FE has vast expertise in delivering healthcare apprenticeships, but those trying to solve the nursing shortage fail to see the larger role it could play, says Laira Pearson
Apprentice numbers in the NHS are falling and the number of nurse vacancies are increasing. The obvious question is: Why aren’t NHS employers using their large apprentice levy pots to fund nurse apprenticeships?
To those of us in further education, the solution looks simple: let FE providers get involved. The sad reality is that this option is largely being ignored. Undergraduate nurse programmes are currently being delivered only by universities in their capacity as Approved Education Institutions (AEIs) designated by the Nursing and Midwifery Council. This approach worked well enough until the bursary for the undergraduate degrees was removed and the nursing degree apprenticeship standard was published; HEIs have been trying to get up to speed with apprenticeships ever since.
Given how much of a priority it is for the NHS to ensure there is a continuous supply of qualified nurses entering the system, why hasn’t the NMC turned to FE to leverage their vast expertise in apprenticeships and appetite for pace? Surely it’s a match made in heaven.
The NMC says it is considering awarding AEI status to FE colleges with degree-awarding powers – but there are so few FE colleges in this position that it feels somewhat tokenistic.
FE colleges such as Bridgwater & Taunton College are already successfully delivering degree-level apprenticeships in high-risk sectors such as engineering via sub-contract or franchise arrangements with HEIs. So why not nursing?
With the introduction of the level five nursing associate apprenticeship, the question has been pushed even further up the agenda by FE colleges and the Association of Colleges. Of the 35 pilot sites in England, only three FE colleges are involved: Bridgwater & Taunton College, Petroc and South Devon College.
This is bigger than individual institutions: this is about a sustainable NHS workforce
When the pilot programme was launched as a foundation degree in January 2017, the Devon programme was developed and delivered by Petroc and South Devon College in partnership with the University of Plymouth. In Somerset, the University of the West of England (UWE) worked with us at Bridgwater & Taunton College to develop and deliver their nursing associate programme.
Fast forward to the publication of the nursing associate apprenticeship standard less than a year later, however, and all changed for our FE colleagues in Devon. Despite FE being the experts in apprenticeships, the NMC stated that AEIs needed to be the lead provider, and the University of Plymouth quickly withdrew from its FE partners to deliver the apprenticeship direct.
Thankfully, appeals from employers in Somerset resulted in UWE committing to maintain delivery of the programme locally via Bridgwater & Taunton College. We have an impressive track record when it comes to healthcare apprenticeships. Our employer partnerships are strong, and this year alone 52 of our higher apprentices in health will graduate… did I mention we are good at this?

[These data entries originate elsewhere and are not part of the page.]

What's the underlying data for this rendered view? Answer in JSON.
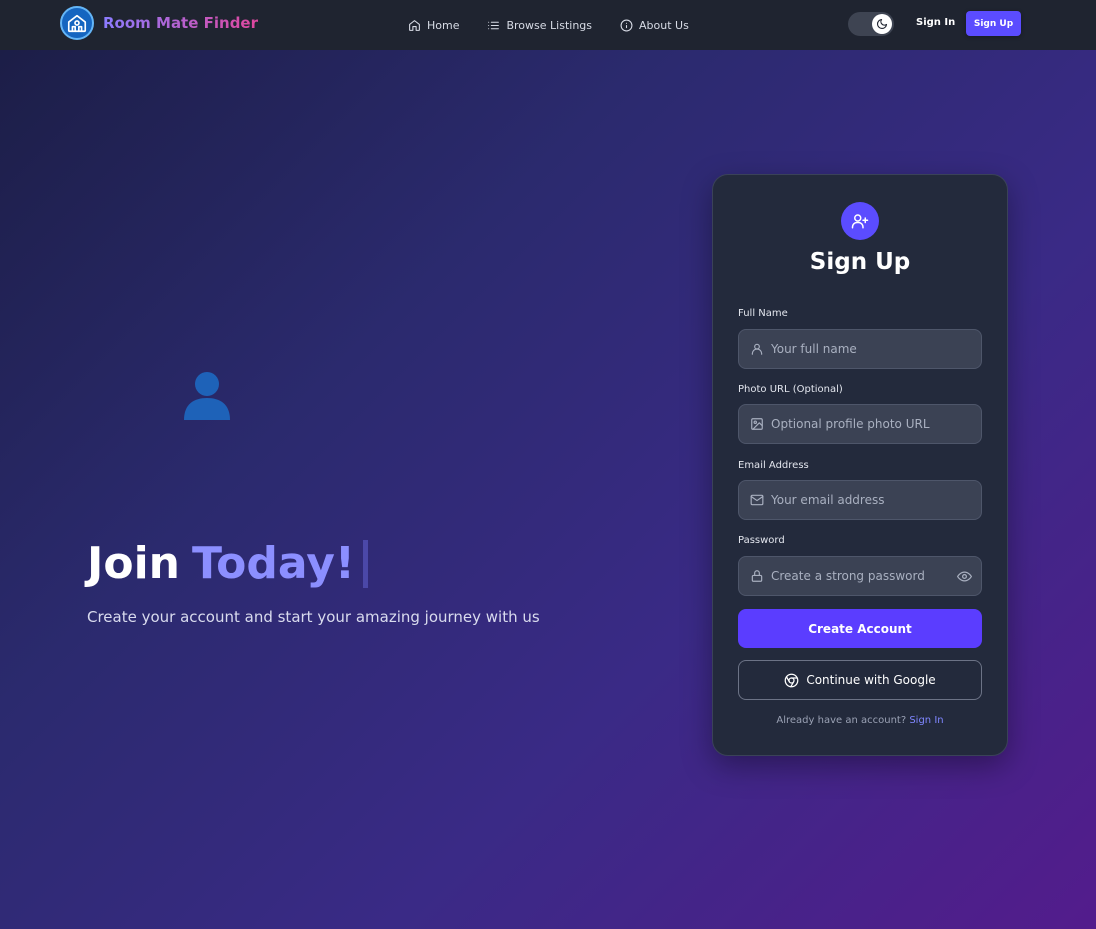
{
  "nav": {
    "brand": "Room Mate Finder",
    "links": [
      {
        "label": "Home",
        "icon": "home-icon"
      },
      {
        "label": "Browse Listings",
        "icon": "list-icon"
      },
      {
        "label": "About Us",
        "icon": "info-icon"
      }
    ],
    "theme_toggle_icon": "moon-icon",
    "signin_label": "Sign In",
    "signup_label": "Sign Up"
  },
  "hero": {
    "avatar_icon": "user-avatar-icon",
    "title_part1": "Join",
    "title_part2": "Today!",
    "subtitle": "Create your account and start your amazing journey with us"
  },
  "form": {
    "title": "Sign Up",
    "header_icon": "user-plus-icon",
    "fields": [
      {
        "label": "Full Name",
        "placeholder": "Your full name",
        "icon": "user-icon",
        "value": ""
      },
      {
        "label": "Photo URL (Optional)",
        "placeholder": "Optional profile photo URL",
        "icon": "image-icon",
        "value": ""
      },
      {
        "label": "Email Address",
        "placeholder": "Your email address",
        "icon": "mail-icon",
        "value": ""
      },
      {
        "label": "Password",
        "placeholder": "Create a strong password",
        "icon": "lock-icon",
        "value": ""
      }
    ],
    "create_label": "Create Account",
    "google_label": "Continue with Google",
    "already_text": "Already have an account?",
    "signin_link": "Sign In"
  },
  "colors": {
    "accent": "#5b4cff",
    "brand_gradient_start": "#8b7cff",
    "brand_gradient_end": "#e0479e",
    "title_highlight": "#8c8fff",
    "card_bg": "#232a3c"
  }
}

With no university in the county, Somerset is particularly vulnerable when it comes to nursing resource. Individuals looking to pursue a career in nursing are required to leave the area to undertake their nursing degree; employers must then invest massively in recruitment campaigns to attract them to return as qualified nurses. A ridiculous set of circumstances, and one that the apprenticeship levy was intended to solve.
What we know is that nursing resource is in crisis and the apprenticeship levy is meant to help deliver the right skills in the right place at the right time. Failing to recognise FE as leaders in apprenticeship development and employer engagement poses a risk to apprenticeships in the health sector ever working at all.
I’m sure we all agree that this is bigger than individual colleges and universities: this is about the sustainability of the NHS workforce. The sooner the NMC invites FE into the discussion to get some pace behind nursing apprenticeships, the better.